Somebody Please Give Claire Hoffman a Pulitzer

Or an Ellie or Golden Pen or CRMA plaque or whatever it is you award to groundbreaking regional magazines published by newspapers. “Baby, Give Me a Kiss” is what we in the editing business affectionately call “Writing Gone Wild.”

Hoffman’s story in the LA Times West magazine, published on August 6, was simply one of the most brilliant pieces of narrative journalism I’ve read in — well, ever. The story is about Joe Francis, the founder of the “Girls Gone Wild” series of softcore porn videos, but it’s much more than just a story about a sleazy businessman. I laughed out loud at a few places–especially when Francis starts chastising women for not knowing what a qwerty keyboard is, and then ragging on the reporter for what he assumes will be a merciless article about him:

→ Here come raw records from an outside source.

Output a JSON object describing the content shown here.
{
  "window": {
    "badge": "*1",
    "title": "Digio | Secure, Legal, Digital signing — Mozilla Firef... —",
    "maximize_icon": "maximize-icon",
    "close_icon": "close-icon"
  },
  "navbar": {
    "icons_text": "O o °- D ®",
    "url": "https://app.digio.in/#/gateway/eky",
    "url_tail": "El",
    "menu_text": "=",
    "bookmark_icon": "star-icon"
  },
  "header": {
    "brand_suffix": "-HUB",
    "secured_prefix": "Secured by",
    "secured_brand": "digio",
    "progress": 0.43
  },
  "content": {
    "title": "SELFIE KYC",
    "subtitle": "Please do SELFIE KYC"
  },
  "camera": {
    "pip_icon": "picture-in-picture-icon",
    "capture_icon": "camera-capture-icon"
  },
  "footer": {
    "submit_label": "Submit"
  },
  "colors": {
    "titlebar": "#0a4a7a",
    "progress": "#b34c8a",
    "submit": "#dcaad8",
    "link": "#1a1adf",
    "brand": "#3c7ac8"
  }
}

“She’s going to slaughter me now,” he shouts to the group as I keep smiling, writing in my notebook, tape recorder running. Apparently, he wants more of a reaction. He’s pantomiming me typing furiously, writing an article.

“She’s going to be looking at her keyboard going, ‘Ah, you think you’re so smart now.’ Qwerty keyboard. Who’s smart now?” He sounds happy. “She’s going to be playing that tape back. It’s going to be echoing in her head. Qwerty, qwerty, qwerty. She’s going to go all psycho.”

He’s right, of course. Hoffman slaughters Francis in her story. But not for the reasons he anticipates — that she thinks he’s condescending to her or that she’s got the hots for him. No, in fact, she tells the story of an underage girl who was raped by Francis on one of the days that Hoffman was, with his permission, shadowing him. At which point the story transitions expertly from a humorous profile of an eccentric, sleazy, wacky entrepreneur into a riveting expose of our exhibitionist culture, the objectification of women, and the abuses and crimes that this mindset can perpetrate. At 6,000 words, the story ain’t short, but it’s every bit as brilliant as anything I’ve read in The New Yorker, The Atlantic, or any other publication (excluding InTown, of course) in the past year.

Many thanks to my colleague Robert Zeliger for pointing me to this story. And one last time, just ’cause it bears repeating: Somebody please give Hoffman a Pulitzer!